‘Call me Abdul,’ he said. ‘I’m a moderate Muslim and there’s nothing worse than having these extreme vile poor excuses for Muslims come to our country and ruin our reputation. I’m sure I’ll find a few more gold bullions before we set sail.’
I like him very much.
‘And I like you,’ said the Captain, ‘Beni told me that you might be visiting. That’s why I just pretended you weren’t here. It’s important that you tell the West that not all Indonesians are murderous Muslim swines.’
We certainly would, if given half the chance.
Now wasn’t Christmas Island closed?
‘I was waiting for that question,’ said the Captain. ‘They don’t know it is. They don’t know that immigration officers are on their way now. And nor do they know that I share their ill gotten gains with them.’
‘So they are on the next plane to Kabul?’ asked Bernhard.
‘Unfortunately, yes,’ said the Captain, ‘it would be much easier to make them disappear, but it would not please Allah.’
He was a righteous Muslim and we thanked him for the inside scoop.
‘Don’t forget to tell the world that not all Muslims are head-hunters.’
‘And what about any terrorists wanting a lift over to Bali?’
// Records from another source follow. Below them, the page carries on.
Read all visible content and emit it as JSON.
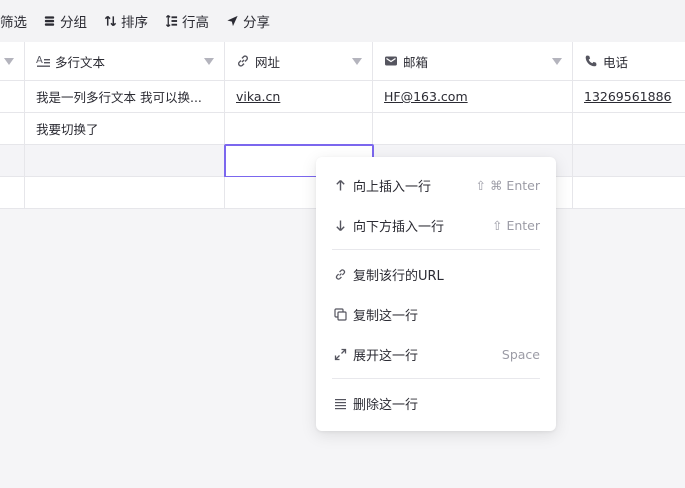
{
  "toolbar": {
    "filter": "筛选",
    "group": "分组",
    "sort": "排序",
    "row_height": "行高",
    "share": "分享"
  },
  "columns": [
    {
      "label": "多行文本",
      "icon": "multiline-text-icon"
    },
    {
      "label": "网址",
      "icon": "link-icon"
    },
    {
      "label": "邮箱",
      "icon": "mail-icon"
    },
    {
      "label": "电话",
      "icon": "phone-icon"
    }
  ],
  "rows": [
    {
      "multiline": "我是一列多行文本 我可以换...",
      "url": "vika.cn",
      "email": "HF@163.com",
      "phone": "13269561886"
    },
    {
      "multiline": "我要切换了",
      "url": "",
      "email": "",
      "phone": ""
    }
  ],
  "context_menu": {
    "insert_above": {
      "label": "向上插入一行",
      "shortcut": "⇧ ⌘ Enter"
    },
    "insert_below": {
      "label": "向下方插入一行",
      "shortcut": "⇧ Enter"
    },
    "copy_url": {
      "label": "复制该行的URL"
    },
    "duplicate": {
      "label": "复制这一行"
    },
    "expand": {
      "label": "展开这一行",
      "shortcut": "Space"
    },
    "delete": {
      "label": "删除这一行"
    }
  },
  "colors": {
    "selection": "#7b67ee",
    "background": "#f5f5f7"
  }
}
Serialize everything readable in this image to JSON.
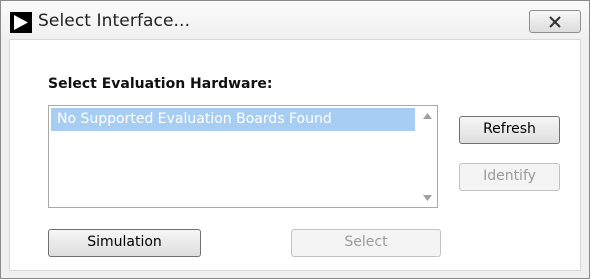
{
  "window": {
    "title": "Select Interface...",
    "close_label": "close"
  },
  "main": {
    "section_label": "Select Evaluation Hardware:",
    "list": {
      "items": [
        "No Supported Evaluation Boards Found"
      ],
      "selected_index": 0
    }
  },
  "buttons": {
    "refresh": "Refresh",
    "identify": "Identify",
    "simulation": "Simulation",
    "select": "Select"
  },
  "icons": {
    "app": "play-arrow-icon",
    "close": "close-icon",
    "scroll_up": "scroll-up-arrow-icon",
    "scroll_down": "scroll-down-arrow-icon"
  },
  "colors": {
    "selection": "#a8cdf2",
    "disabled_text": "#9a9a9a"
  }
}
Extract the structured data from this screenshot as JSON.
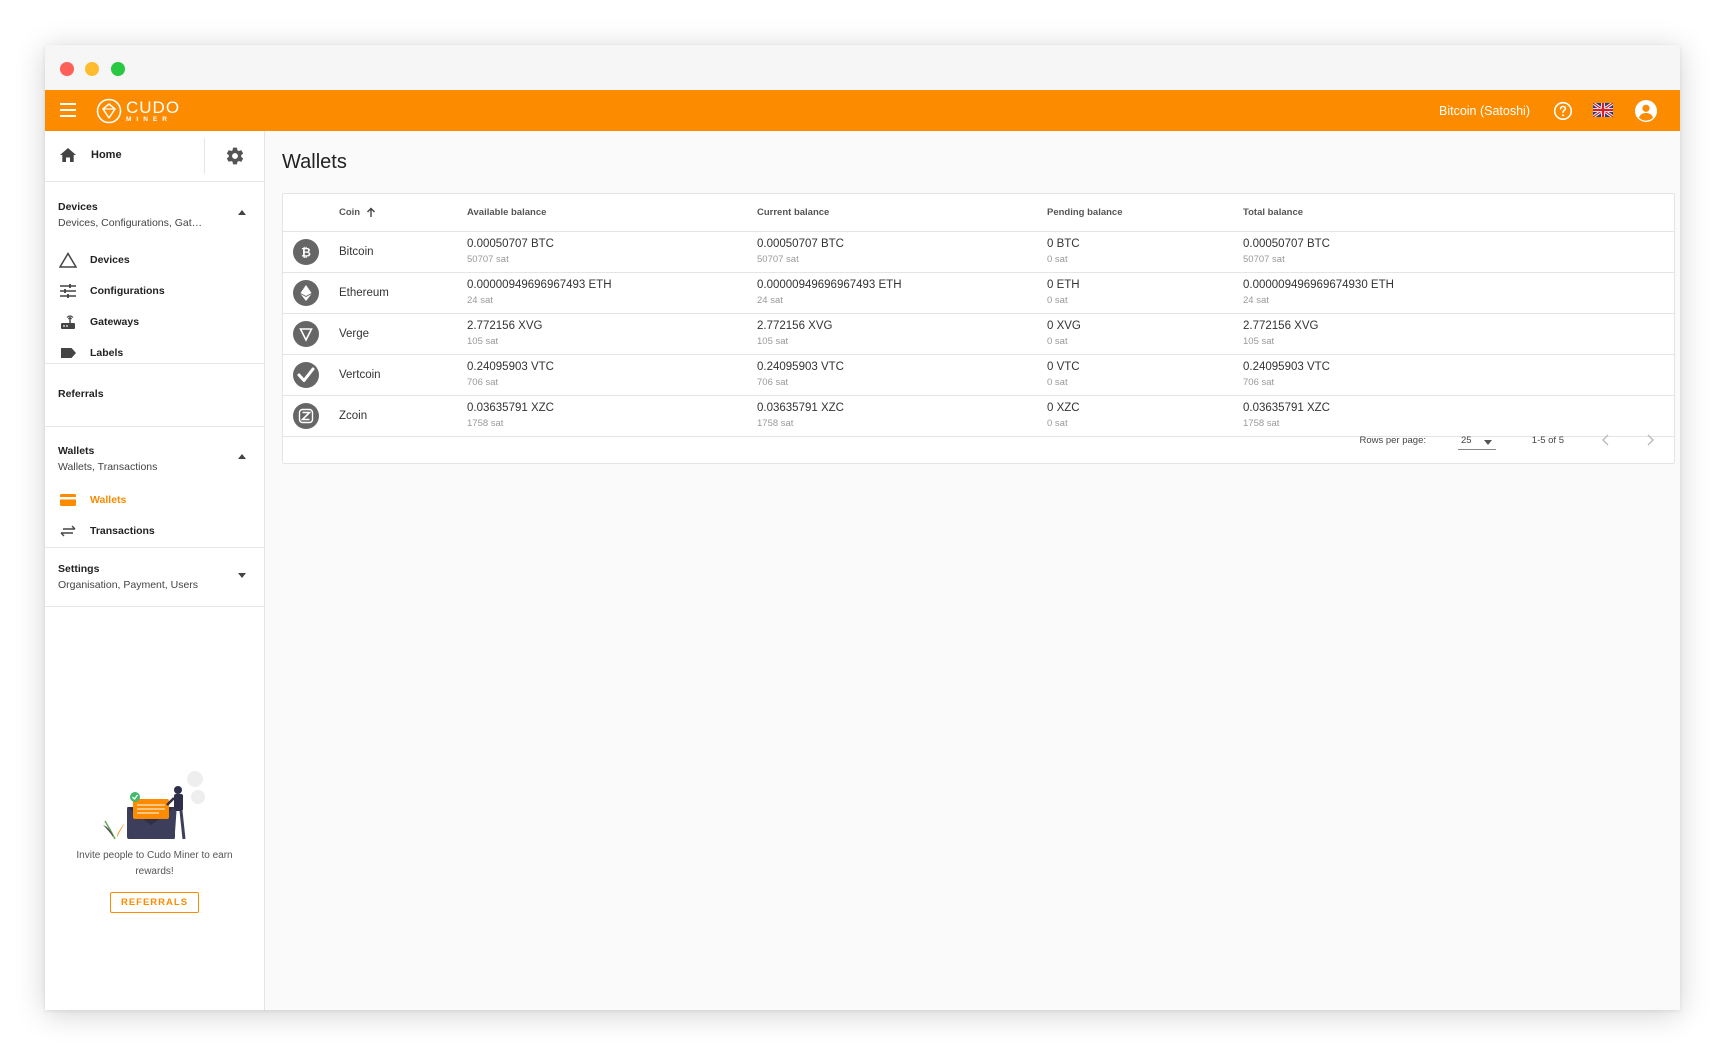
{
  "topbar": {
    "logo_text": "CUDO",
    "logo_subtext": "MINER",
    "currency": "Bitcoin (Satoshi)"
  },
  "sidebar": {
    "home_label": "Home",
    "devices": {
      "title": "Devices",
      "subtitle": "Devices, Configurations, Gateways, Labels",
      "items": [
        {
          "label": "Devices",
          "icon": "triangle-outline-icon"
        },
        {
          "label": "Configurations",
          "icon": "sliders-icon"
        },
        {
          "label": "Gateways",
          "icon": "router-icon"
        },
        {
          "label": "Labels",
          "icon": "label-icon"
        }
      ]
    },
    "referrals": {
      "title": "Referrals"
    },
    "wallets": {
      "title": "Wallets",
      "subtitle": "Wallets, Transactions",
      "items": [
        {
          "label": "Wallets",
          "icon": "wallet-icon",
          "active": true
        },
        {
          "label": "Transactions",
          "icon": "swap-arrows-icon"
        }
      ]
    },
    "settings": {
      "title": "Settings",
      "subtitle": "Organisation, Payment, Users"
    },
    "promo": {
      "text": "Invite people to Cudo Miner to earn rewards!",
      "button": "REFERRALS"
    }
  },
  "main": {
    "title": "Wallets",
    "table": {
      "headers": {
        "coin": "Coin",
        "available": "Available balance",
        "current": "Current balance",
        "pending": "Pending balance",
        "total": "Total balance"
      },
      "rows": [
        {
          "coin": "Bitcoin",
          "icon": "bitcoin-icon",
          "available": "0.00050707 BTC",
          "available_sat": "50707 sat",
          "current": "0.00050707 BTC",
          "current_sat": "50707 sat",
          "pending": "0 BTC",
          "pending_sat": "0 sat",
          "total": "0.00050707 BTC",
          "total_sat": "50707 sat"
        },
        {
          "coin": "Ethereum",
          "icon": "ethereum-icon",
          "available": "0.00000949696967493 ETH",
          "available_sat": "24 sat",
          "current": "0.00000949696967493 ETH",
          "current_sat": "24 sat",
          "pending": "0 ETH",
          "pending_sat": "0 sat",
          "total": "0.000009496969674930 ETH",
          "total_sat": "24 sat"
        },
        {
          "coin": "Verge",
          "icon": "verge-icon",
          "available": "2.772156 XVG",
          "available_sat": "105 sat",
          "current": "2.772156 XVG",
          "current_sat": "105 sat",
          "pending": "0 XVG",
          "pending_sat": "0 sat",
          "total": "2.772156 XVG",
          "total_sat": "105 sat"
        },
        {
          "coin": "Vertcoin",
          "icon": "vertcoin-icon",
          "available": "0.24095903 VTC",
          "available_sat": "706 sat",
          "current": "0.24095903 VTC",
          "current_sat": "706 sat",
          "pending": "0 VTC",
          "pending_sat": "0 sat",
          "total": "0.24095903 VTC",
          "total_sat": "706 sat"
        },
        {
          "coin": "Zcoin",
          "icon": "zcoin-icon",
          "available": "0.03635791 XZC",
          "available_sat": "1758 sat",
          "current": "0.03635791 XZC",
          "current_sat": "1758 sat",
          "pending": "0 XZC",
          "pending_sat": "0 sat",
          "total": "0.03635791 XZC",
          "total_sat": "1758 sat"
        }
      ]
    },
    "pagination": {
      "rows_per_page_label": "Rows per page:",
      "rows_per_page": "25",
      "range": "1-5 of 5"
    }
  },
  "colors": {
    "accent": "#fc8b00",
    "coin_icon": "#666666"
  }
}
The captain smiled, showing a set of stained teeth.
‘Well dropping them in the ocean with cement boots is about all they deserve,’ he said, ‘now you better get going, I’m sure Beni would love to catch up with you.’
I wanted to know how many terrorists had he put to their quick demise.
‘You haven’t heard of any Bali bombings lately, have you?’ he asked, ‘We’ve killed more Malaysian wannabe terrorists than you would ever believe.’
We left it that.
‘Can’t give away all our secrets, can I? said Abdul who slapped us on the back and wished us a safe journey back into town.